AVAILABLE DATA >>
===============
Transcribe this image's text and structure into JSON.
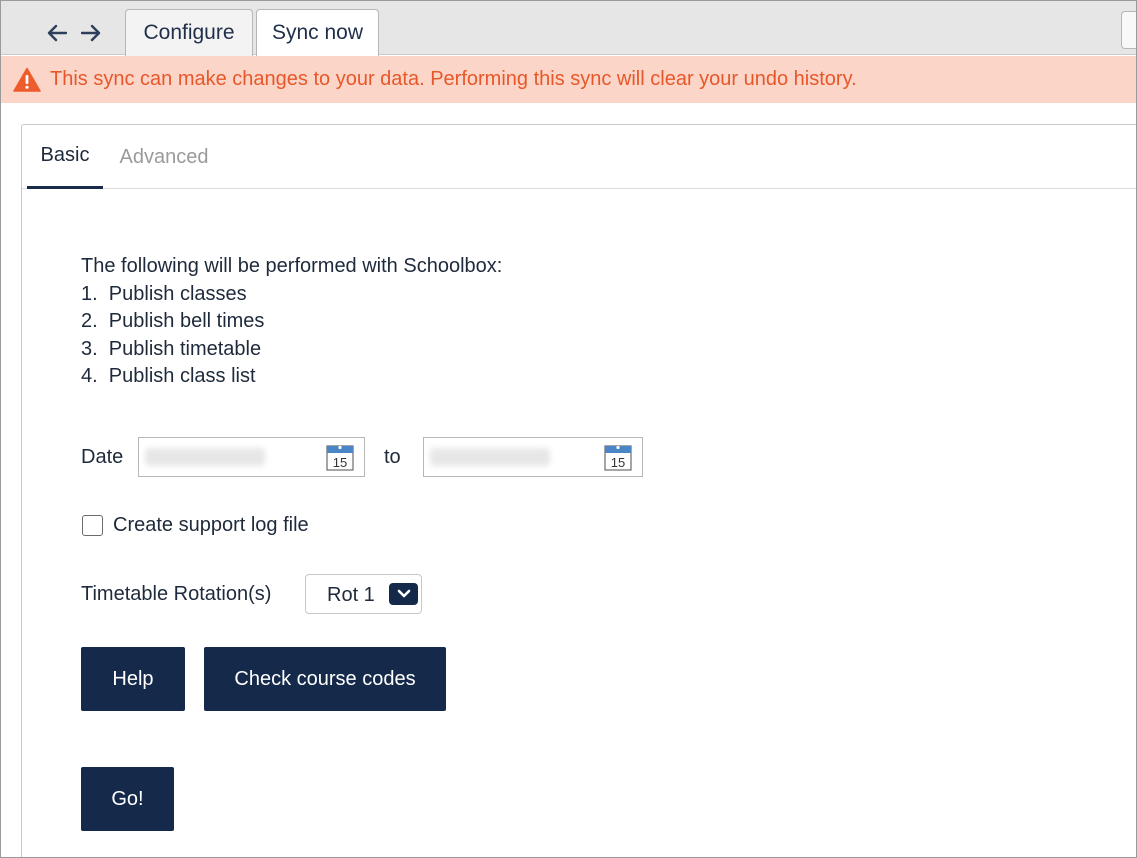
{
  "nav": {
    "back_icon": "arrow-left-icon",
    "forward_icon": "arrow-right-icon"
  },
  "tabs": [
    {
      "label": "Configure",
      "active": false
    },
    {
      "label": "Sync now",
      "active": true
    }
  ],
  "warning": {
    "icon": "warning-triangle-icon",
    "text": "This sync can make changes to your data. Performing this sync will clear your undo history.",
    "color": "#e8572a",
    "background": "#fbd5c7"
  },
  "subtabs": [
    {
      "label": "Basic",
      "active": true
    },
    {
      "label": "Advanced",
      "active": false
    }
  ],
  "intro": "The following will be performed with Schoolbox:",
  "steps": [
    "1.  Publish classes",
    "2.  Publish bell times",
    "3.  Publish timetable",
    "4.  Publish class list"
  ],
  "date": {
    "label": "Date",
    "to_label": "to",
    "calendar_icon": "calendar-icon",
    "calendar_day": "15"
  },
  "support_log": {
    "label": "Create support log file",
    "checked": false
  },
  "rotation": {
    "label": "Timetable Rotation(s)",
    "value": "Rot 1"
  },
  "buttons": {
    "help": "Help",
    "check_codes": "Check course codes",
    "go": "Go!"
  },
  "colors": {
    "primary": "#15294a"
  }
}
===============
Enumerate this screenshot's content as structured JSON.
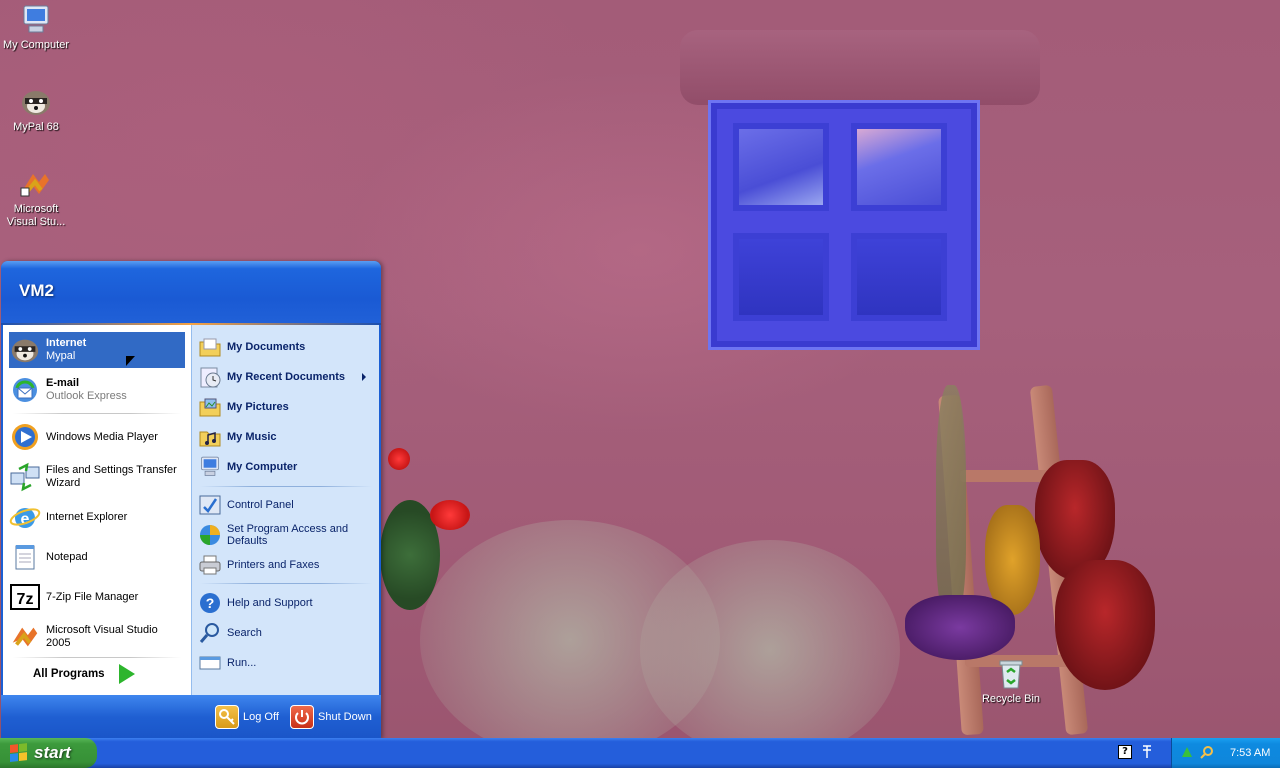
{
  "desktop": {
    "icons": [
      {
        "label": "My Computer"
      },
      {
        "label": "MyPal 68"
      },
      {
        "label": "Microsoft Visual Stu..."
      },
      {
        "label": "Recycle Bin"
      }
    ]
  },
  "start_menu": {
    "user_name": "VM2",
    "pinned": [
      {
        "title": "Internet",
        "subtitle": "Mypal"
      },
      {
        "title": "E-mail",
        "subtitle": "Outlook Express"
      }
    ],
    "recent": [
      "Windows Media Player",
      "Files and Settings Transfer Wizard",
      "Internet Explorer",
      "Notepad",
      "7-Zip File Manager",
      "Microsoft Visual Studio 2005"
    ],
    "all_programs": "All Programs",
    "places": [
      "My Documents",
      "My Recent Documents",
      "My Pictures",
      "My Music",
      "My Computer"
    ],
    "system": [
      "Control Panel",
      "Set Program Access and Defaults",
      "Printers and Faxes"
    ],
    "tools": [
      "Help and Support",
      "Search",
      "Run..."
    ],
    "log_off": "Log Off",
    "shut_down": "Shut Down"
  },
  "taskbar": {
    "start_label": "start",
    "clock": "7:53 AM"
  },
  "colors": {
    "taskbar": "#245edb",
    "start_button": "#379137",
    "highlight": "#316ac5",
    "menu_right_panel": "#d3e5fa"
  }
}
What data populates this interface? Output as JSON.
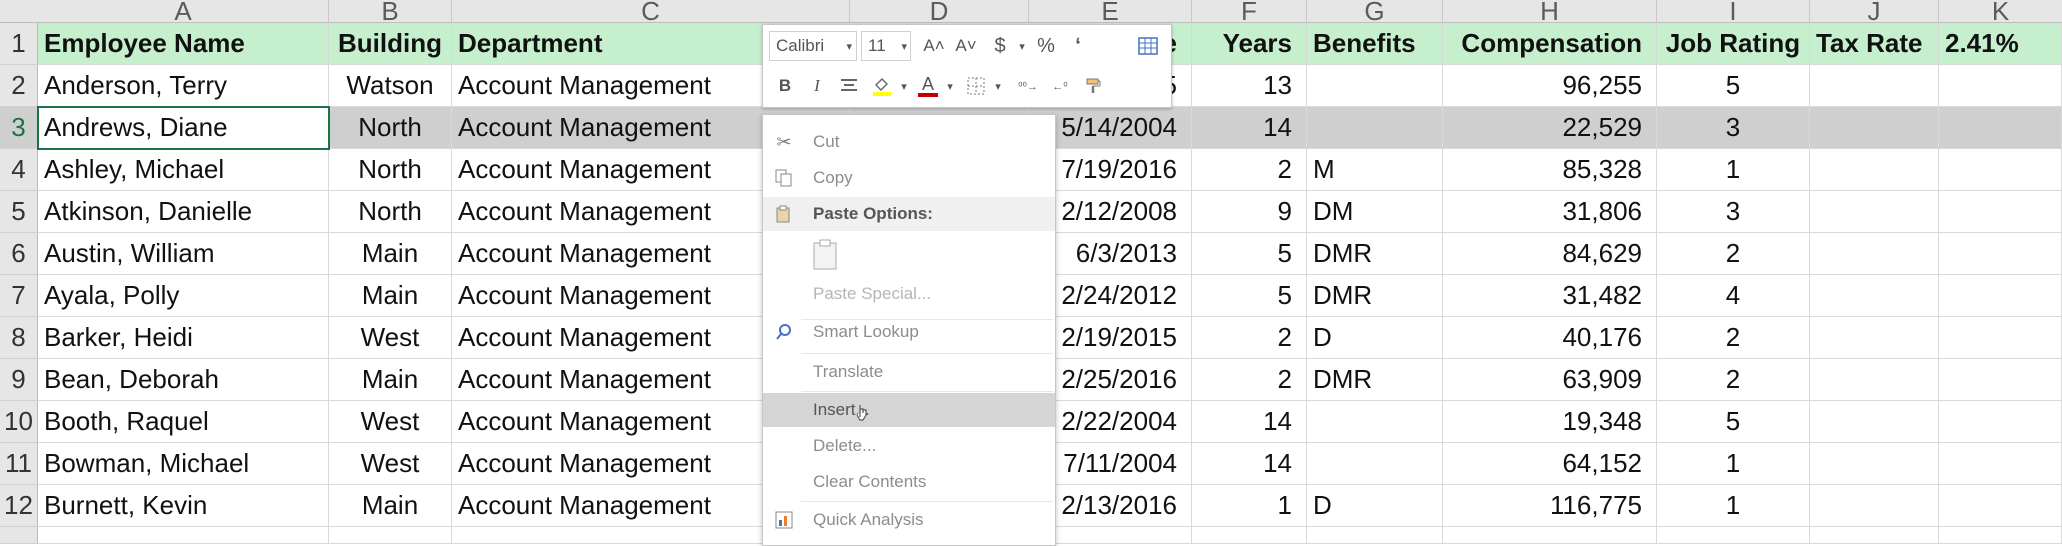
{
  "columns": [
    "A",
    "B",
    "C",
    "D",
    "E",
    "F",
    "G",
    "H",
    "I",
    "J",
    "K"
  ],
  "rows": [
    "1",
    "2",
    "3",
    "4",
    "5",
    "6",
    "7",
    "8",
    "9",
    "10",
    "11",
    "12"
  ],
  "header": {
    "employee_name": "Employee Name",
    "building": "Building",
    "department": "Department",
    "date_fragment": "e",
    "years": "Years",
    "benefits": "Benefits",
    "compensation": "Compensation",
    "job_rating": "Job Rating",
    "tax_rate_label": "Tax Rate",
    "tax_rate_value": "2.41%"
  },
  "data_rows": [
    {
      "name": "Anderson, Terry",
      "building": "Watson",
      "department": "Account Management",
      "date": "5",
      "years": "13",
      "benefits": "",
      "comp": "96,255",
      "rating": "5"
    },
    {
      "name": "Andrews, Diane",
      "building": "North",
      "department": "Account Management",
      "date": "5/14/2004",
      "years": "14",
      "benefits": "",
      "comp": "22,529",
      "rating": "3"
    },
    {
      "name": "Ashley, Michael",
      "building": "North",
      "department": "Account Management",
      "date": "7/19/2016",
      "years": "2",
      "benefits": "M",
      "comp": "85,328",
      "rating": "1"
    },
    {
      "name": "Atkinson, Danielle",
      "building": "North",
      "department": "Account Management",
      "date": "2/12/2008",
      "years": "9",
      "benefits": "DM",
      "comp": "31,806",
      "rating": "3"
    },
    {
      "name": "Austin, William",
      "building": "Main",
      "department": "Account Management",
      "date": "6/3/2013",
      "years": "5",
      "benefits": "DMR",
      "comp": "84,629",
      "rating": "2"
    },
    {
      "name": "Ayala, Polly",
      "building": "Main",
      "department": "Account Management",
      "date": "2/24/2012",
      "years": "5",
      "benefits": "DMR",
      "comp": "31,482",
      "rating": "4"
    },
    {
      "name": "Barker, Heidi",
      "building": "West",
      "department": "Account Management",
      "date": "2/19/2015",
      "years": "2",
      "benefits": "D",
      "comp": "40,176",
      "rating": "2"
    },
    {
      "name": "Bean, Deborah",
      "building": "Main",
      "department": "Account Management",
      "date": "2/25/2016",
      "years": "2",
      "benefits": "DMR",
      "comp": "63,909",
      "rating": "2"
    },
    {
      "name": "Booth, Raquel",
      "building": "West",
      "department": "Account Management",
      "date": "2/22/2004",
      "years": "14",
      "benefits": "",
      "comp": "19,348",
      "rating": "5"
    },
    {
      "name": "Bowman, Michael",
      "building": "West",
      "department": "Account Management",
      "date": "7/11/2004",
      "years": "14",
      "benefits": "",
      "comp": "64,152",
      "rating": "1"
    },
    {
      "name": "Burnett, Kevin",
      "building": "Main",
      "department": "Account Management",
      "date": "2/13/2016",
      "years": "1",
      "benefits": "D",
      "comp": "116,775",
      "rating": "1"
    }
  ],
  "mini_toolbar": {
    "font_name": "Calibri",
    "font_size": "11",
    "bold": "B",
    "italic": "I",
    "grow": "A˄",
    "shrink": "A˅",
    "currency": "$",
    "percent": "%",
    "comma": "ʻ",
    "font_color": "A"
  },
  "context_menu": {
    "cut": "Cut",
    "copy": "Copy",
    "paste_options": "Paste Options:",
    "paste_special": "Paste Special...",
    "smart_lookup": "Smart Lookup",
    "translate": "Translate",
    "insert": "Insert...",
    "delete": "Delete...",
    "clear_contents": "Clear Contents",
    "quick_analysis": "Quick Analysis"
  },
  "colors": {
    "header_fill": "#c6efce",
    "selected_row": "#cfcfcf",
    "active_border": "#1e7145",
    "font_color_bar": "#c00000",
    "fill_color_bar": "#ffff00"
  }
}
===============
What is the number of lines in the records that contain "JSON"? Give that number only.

3